What needs to be done: Without leaving out a single line, restate the entries below exactly.

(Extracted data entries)
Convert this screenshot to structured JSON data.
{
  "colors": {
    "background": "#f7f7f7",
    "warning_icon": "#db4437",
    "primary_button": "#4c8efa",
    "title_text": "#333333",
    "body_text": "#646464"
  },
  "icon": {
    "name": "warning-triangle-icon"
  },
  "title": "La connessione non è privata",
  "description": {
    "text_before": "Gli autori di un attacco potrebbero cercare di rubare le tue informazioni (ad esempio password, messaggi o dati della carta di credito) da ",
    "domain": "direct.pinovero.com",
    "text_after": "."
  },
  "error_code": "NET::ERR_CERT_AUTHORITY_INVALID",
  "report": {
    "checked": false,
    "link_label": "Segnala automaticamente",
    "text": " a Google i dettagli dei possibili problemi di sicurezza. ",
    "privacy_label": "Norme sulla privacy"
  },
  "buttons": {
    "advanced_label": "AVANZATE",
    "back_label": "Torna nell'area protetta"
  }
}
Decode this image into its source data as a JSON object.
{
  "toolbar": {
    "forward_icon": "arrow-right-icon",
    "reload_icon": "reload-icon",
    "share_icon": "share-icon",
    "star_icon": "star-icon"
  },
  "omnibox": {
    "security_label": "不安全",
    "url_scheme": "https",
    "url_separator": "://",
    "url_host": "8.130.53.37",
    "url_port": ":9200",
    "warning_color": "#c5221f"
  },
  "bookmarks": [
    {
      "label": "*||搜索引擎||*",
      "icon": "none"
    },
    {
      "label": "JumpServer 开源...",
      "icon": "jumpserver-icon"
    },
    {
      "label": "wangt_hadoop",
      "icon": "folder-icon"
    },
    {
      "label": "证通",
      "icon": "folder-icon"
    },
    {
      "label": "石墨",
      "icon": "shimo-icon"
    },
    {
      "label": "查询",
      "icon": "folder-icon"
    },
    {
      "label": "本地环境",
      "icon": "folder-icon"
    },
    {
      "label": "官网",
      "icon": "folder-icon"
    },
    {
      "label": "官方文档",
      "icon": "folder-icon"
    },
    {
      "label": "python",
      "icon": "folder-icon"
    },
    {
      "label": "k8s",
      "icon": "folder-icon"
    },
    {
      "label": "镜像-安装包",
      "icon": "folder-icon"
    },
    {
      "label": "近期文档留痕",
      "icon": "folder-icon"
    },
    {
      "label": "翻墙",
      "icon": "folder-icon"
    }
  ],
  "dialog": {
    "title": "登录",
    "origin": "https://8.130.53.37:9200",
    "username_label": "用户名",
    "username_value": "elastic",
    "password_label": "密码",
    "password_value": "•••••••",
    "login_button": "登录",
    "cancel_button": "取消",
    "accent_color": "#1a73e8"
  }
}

Answer to the exercise:
Convert this screenshot to structured JSON data.
{
  "colors": {
    "background": "#f7f7f7",
    "warning_icon": "#db4437",
    "primary_button": "#4c8efa",
    "title_text": "#333333",
    "body_text": "#646464"
  },
  "icon": {
    "name": "warning-triangle-icon"
  },
  "title": "La connessione non è privata",
  "description": {
    "text_before": "Gli autori di un attacco potrebbero cercare di rubare le tue informazioni (ad esempio password, messaggi o dati della carta di credito) da ",
    "domain": "direct.pinovero.com",
    "text_after": "."
  },
  "error_code": "NET::ERR_CERT_AUTHORITY_INVALID",
  "report": {
    "checked": false,
    "link_label": "Segnala automaticamente",
    "text": " a Google i dettagli dei possibili problemi di sicurezza. ",
    "privacy_label": "Norme sulla privacy"
  },
  "buttons": {
    "advanced_label": "AVANZATE",
    "back_label": "Torna nell'area protetta"
  }
}
Decode this image into its source data as a JSON object.
{
  "toolbar": {
    "forward_icon": "arrow-right-icon",
    "reload_icon": "reload-icon",
    "share_icon": "share-icon",
    "star_icon": "star-icon"
  },
  "omnibox": {
    "security_label": "不安全",
    "url_scheme": "https",
    "url_separator": "://",
    "url_host": "8.130.53.37",
    "url_port": ":9200",
    "warning_color": "#c5221f"
  },
  "bookmarks": [
    {
      "label": "*||搜索引擎||*",
      "icon": "none"
    },
    {
      "label": "JumpServer 开源...",
      "icon": "jumpserver-icon"
    },
    {
      "label": "wangt_hadoop",
      "icon": "folder-icon"
    },
    {
      "label": "证通",
      "icon": "folder-icon"
    },
    {
      "label": "石墨",
      "icon": "shimo-icon"
    },
    {
      "label": "查询",
      "icon": "folder-icon"
    },
    {
      "label": "本地环境",
      "icon": "folder-icon"
    },
    {
      "label": "官网",
      "icon": "folder-icon"
    },
    {
      "label": "官方文档",
      "icon": "folder-icon"
    },
    {
      "label": "python",
      "icon": "folder-icon"
    },
    {
      "label": "k8s",
      "icon": "folder-icon"
    },
    {
      "label": "镜像-安装包",
      "icon": "folder-icon"
    },
    {
      "label": "近期文档留痕",
      "icon": "folder-icon"
    },
    {
      "label": "翻墙",
      "icon": "folder-icon"
    }
  ],
  "dialog": {
    "title": "登录",
    "origin": "https://8.130.53.37:9200",
    "username_label": "用户名",
    "username_value": "elastic",
    "password_label": "密码",
    "password_value": "•••••••",
    "login_button": "登录",
    "cancel_button": "取消",
    "accent_color": "#1a73e8"
  }
}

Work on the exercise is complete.